Tess of the d’Urbervilles is Thomas Hardy’s magnum opus. It was first published in 1891 as a censored serial in the British newspaper The Graphic. In 1892, the book was published. It garnered both positive and unfavorable reviews upon publishing. Specifically, because it reflects sexual morality.
It tells the narrative of Tess, a young woman who is tied to a noble bloodline despite her family’s ignorance. The novel centers on Tess’s life and depicts Victorian England’s sexual ideals during the Great Depression of the 1870s. Tess of the d’Urbervilles is often regarded as Thomas Hardy’s magnum opus.
Tess is the eldest daughter of John and Joan Durbeyfield, who are both uneducated peasants. However, John is informed that Durbeyfield is a corruption of the surname d’Urbervilles, which is the surname of a noble Normal family. They attend a village May Dance on the same day. On the drive back, John becomes inebriated, and Tess assumes control. She collides with it and injures the horse. As a result, she decides to work as a maid and get another horse, and the story continues. The novel has been adapted into numerous stage productions, feature films, and television shows. It is often regarded as Thomas Hardy’s finest work.
Author Thomas Hardy
Thomas Hardy was an English novelist and poet during the Victorian era. He was influenced by George Elliot, William Wordsworth, and Charles Dickens and consequently condemned the Victorian era, focusing mostly on rural society’s collapse.

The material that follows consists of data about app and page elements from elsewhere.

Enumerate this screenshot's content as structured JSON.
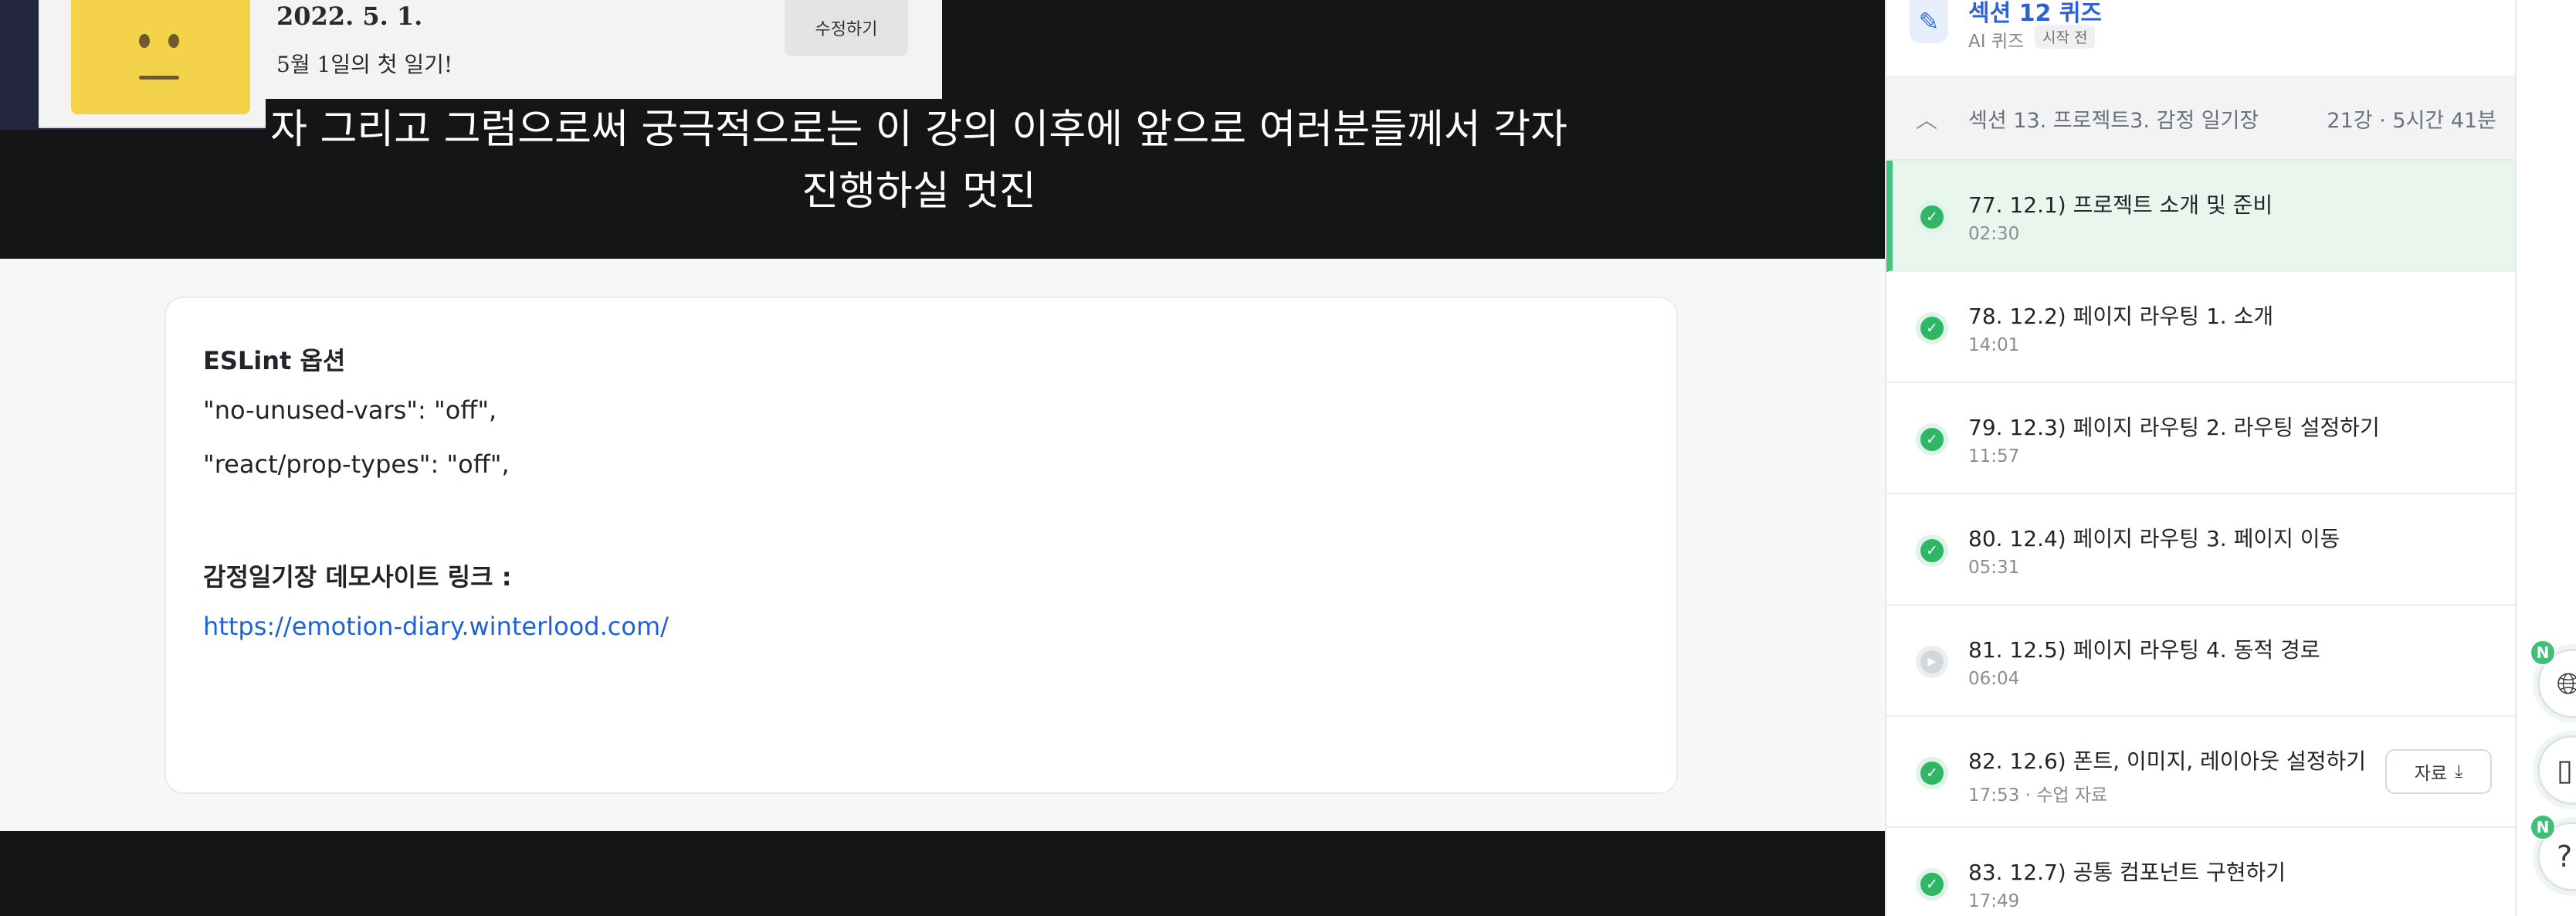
{
  "video": {
    "thumb_date": "2022. 5. 1.",
    "thumb_caption": "5월 1일의 첫 일기!",
    "thumb_edit_button": "수정하기",
    "subtitle_line1": "자 그리고 그럼으로써 궁극적으로는 이 강의 이후에 앞으로 여러분들께서 각자",
    "subtitle_line2": "진행하실 멋진"
  },
  "notes": {
    "eslint_heading": "ESLint 옵션",
    "eslint_rule1": "\"no-unused-vars\": \"off\",",
    "eslint_rule2": "\"react/prop-types\": \"off\",",
    "demo_heading": "감정일기장 데모사이트 링크 :",
    "demo_link": "https://emotion-diary.winterlood.com/"
  },
  "sidebar": {
    "quiz": {
      "title": "섹션 12 퀴즈",
      "subtitle": "AI 퀴즈",
      "badge": "시작 전"
    },
    "section": {
      "title": "섹션 13. 프로젝트3. 감정 일기장",
      "meta": "21강 · 5시간 41분"
    },
    "lectures": [
      {
        "title": "77. 12.1) 프로젝트 소개 및 준비",
        "time": "02:30",
        "status": "done",
        "active": true
      },
      {
        "title": "78. 12.2) 페이지 라우팅 1. 소개",
        "time": "14:01",
        "status": "done"
      },
      {
        "title": "79. 12.3) 페이지 라우팅 2. 라우팅 설정하기",
        "time": "11:57",
        "status": "done"
      },
      {
        "title": "80. 12.4) 페이지 라우팅 3. 페이지 이동",
        "time": "05:31",
        "status": "done"
      },
      {
        "title": "81. 12.5) 페이지 라우팅 4. 동적 경로",
        "time": "06:04",
        "status": "play"
      },
      {
        "title": "82. 12.6) 폰트, 이미지, 레이아웃 설정하기",
        "time": "17:53 · 수업 자료",
        "status": "done",
        "resource_button": "자료"
      },
      {
        "title": "83. 12.7) 공통 컴포넌트 구현하기",
        "time": "17:49",
        "status": "done"
      }
    ]
  },
  "floating": {
    "badge_new": "N",
    "globe_icon": "globe-icon",
    "tablet_icon": "tablet-icon",
    "help_label": "?"
  },
  "colors": {
    "accent_green": "#2fb765",
    "link_blue": "#1e63d6",
    "quiz_blue": "#2d62d6",
    "video_bg": "#141517"
  }
}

Tess of the d’Urbervilles Features
- It reflects late Victorian England’s sexual morals.
- The literary masterpiece of Thomas Hardy.
- A really engaging storyline set in Thomas Hardy’s Wessex County.